    • Bullpen and backstop remain the areas of focus, says Bridich. That’s no surprise given the indications already given to date; indeed, in MLBTR’s Offseason Outlook piece on the Rox, we highlighted these two spots and ticked through some of the possibilities. Bridich acknowledges that the team remains engaged with Greg Holland — who served as the closer in 2017 — and confirms that the team has “investigated” top free agent closer Wade Davis. It’s notable that the typically tight-lipped Bridich has made clear that the team is playing at the top of the relief market. It’ll certainly be interesting to see whether the club can lure either of those arms to Denver, but it’s also worth noting that Bridich says trade options are on the table.
    • There’s likely a need for greater relief depth, too, and both free agency and trade could offer opportunities. There’s no “magic number” of bullpen pieces that the team seeks to add, says Bridich, but he says “there is a possibility of multiple additions to the pen.”
    • Behind the dish, it isn’t just a matter of chasing a return for Jonathan Lucroy — though Bridich says that’s still an option, as has previously been reported. He tells Saunders that he’s looking at “some potential catchers that are with teams that we have had some interest in over the years,” so it seems trade possibilities are in play.
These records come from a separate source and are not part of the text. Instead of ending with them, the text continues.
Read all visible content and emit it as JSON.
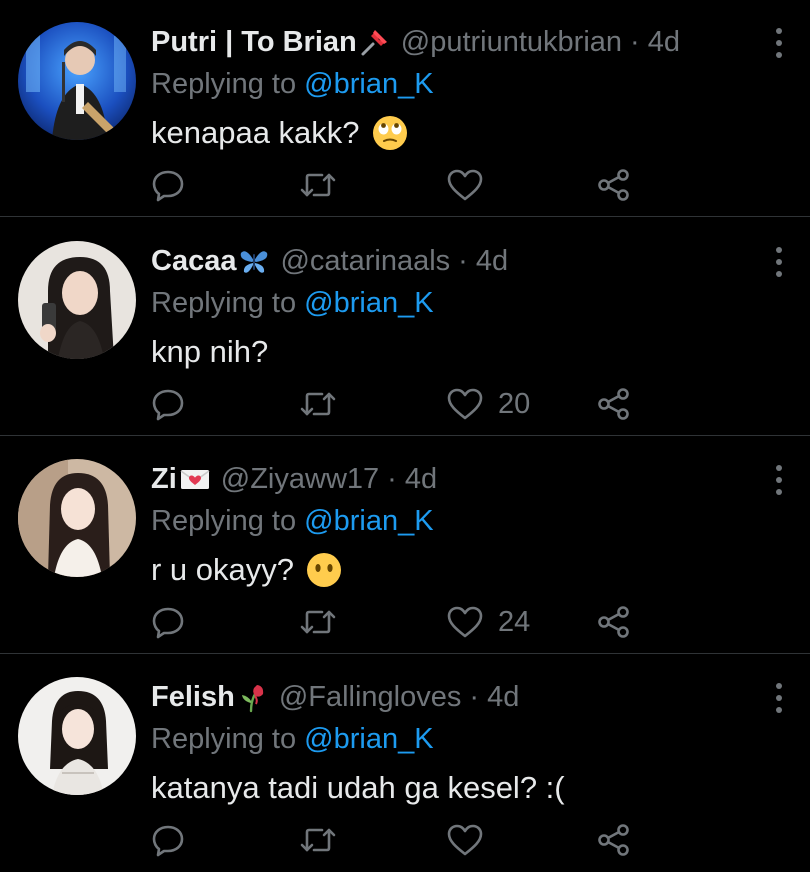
{
  "colors": {
    "background": "#000000",
    "primary_text": "#e7e9ea",
    "secondary_text": "#71767b",
    "link": "#1d9bf0",
    "divider": "#2f3336"
  },
  "tweets": [
    {
      "name": "Putri | To Brian",
      "name_emoji": "pushpin-icon",
      "handle": "@putriuntukbrian",
      "dot": "·",
      "time": "4d",
      "replying_prefix": "Replying to ",
      "replying_to": "@brian_K",
      "text": "kenapaa kakk?",
      "text_emoji": "face-with-rolling-eyes-icon",
      "likes": ""
    },
    {
      "name": "Cacaa",
      "name_emoji": "butterfly-icon",
      "handle": "@catarinaals",
      "dot": "·",
      "time": "4d",
      "replying_prefix": "Replying to ",
      "replying_to": "@brian_K",
      "text": "knp nih?",
      "text_emoji": "",
      "likes": "20"
    },
    {
      "name": "Zi",
      "name_emoji": "love-letter-icon",
      "handle": "@Ziyaww17",
      "dot": "·",
      "time": "4d",
      "replying_prefix": "Replying to ",
      "replying_to": "@brian_K",
      "text": "r u okayy?",
      "text_emoji": "face-without-mouth-icon",
      "likes": "24"
    },
    {
      "name": "Felish",
      "name_emoji": "wilted-flower-icon",
      "handle": "@Fallingloves",
      "dot": "·",
      "time": "4d",
      "replying_prefix": "Replying to ",
      "replying_to": "@brian_K",
      "text": "katanya tadi udah ga kesel? :(",
      "text_emoji": "",
      "likes": ""
    }
  ]
}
Per the report, Bridich acknowledged at least an awareness of the potential for Yasmani Grandal to be available, though of course it’s open to question whether the division-rival Dodgers would be amenable to sending him to a direct competitors.
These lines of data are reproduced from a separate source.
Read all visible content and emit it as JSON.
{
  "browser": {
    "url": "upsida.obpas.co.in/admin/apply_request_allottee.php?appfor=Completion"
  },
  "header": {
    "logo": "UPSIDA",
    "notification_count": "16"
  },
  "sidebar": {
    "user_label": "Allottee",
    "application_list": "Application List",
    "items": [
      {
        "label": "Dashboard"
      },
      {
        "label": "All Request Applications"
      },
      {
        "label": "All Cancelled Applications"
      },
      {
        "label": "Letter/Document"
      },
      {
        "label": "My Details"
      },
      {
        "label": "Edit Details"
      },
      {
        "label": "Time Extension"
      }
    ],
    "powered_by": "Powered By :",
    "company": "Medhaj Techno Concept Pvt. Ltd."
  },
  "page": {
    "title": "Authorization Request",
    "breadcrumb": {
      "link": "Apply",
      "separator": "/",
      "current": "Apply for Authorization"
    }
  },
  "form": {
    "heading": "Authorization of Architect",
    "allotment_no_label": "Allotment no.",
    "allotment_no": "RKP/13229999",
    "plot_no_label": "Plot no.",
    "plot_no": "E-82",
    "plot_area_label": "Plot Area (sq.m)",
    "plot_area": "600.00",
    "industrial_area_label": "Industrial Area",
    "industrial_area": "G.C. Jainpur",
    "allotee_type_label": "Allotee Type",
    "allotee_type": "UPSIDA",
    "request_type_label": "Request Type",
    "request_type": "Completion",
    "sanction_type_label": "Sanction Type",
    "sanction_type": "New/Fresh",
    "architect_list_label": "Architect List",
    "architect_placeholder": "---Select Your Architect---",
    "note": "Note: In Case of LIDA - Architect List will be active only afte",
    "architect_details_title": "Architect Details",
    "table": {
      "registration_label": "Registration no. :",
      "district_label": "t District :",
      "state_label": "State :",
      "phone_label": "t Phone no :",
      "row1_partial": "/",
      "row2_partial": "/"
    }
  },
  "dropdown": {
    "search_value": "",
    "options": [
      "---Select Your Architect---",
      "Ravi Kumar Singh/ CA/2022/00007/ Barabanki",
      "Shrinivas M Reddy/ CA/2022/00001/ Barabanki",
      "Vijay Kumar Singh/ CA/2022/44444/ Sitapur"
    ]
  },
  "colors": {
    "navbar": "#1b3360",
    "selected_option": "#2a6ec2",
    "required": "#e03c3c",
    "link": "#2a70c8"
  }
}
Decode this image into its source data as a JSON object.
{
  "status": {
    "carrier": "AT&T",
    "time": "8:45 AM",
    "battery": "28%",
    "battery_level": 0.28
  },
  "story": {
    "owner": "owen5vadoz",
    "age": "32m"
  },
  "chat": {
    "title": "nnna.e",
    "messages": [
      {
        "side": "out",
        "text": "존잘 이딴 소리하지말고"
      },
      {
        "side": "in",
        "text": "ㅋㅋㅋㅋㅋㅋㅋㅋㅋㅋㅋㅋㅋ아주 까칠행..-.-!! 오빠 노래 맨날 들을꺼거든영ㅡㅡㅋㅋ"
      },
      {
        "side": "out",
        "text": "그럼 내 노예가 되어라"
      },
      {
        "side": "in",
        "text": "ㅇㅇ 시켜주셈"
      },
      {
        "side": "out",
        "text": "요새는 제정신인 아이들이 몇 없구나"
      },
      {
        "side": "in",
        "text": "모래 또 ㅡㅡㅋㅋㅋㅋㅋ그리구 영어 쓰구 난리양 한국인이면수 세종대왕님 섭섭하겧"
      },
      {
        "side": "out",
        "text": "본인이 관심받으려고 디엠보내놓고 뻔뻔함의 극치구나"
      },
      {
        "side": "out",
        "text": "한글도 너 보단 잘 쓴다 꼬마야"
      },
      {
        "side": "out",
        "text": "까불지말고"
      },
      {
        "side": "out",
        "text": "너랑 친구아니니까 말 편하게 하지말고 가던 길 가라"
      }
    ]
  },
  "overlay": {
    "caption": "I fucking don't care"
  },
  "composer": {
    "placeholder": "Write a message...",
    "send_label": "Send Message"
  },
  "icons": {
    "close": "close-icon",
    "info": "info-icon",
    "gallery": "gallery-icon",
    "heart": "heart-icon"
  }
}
    • Bridich discussed the possibility of finding a new bat, suggesting that’s on the list but of lesser urgency. It still seems likely that the club will end up making some kind of addition at first base, but it is far from certain that it’ll be an everyday option since there are certainly some options on hand both there and in the corner outfield. Starting pitching is another consideration, though it too is evidently not seen as a key for the winter. The club has been linked to Jake Arrieta, though it’s possible that was mostly just due diligence.
    • Saunders writes that the health of David Dahl is an important consideration to the corner mix. Dahl, who is still just 23 years of age, showed tons of promise in his debut in 2016, when he turned in 237 plate appearances of .315/.389/.500 hitting. But he missed all of last season and remains a bit of a wild card at this point. He is only just readying to begin swinging, though that’ll happen soon and could begin to give the team an idea of just how much it can count on him in 2018. Bridich did say the team “really [doesn’t] know” whether Dahl’s back problems will linger for the long term, though he adds that “things are looking good now.”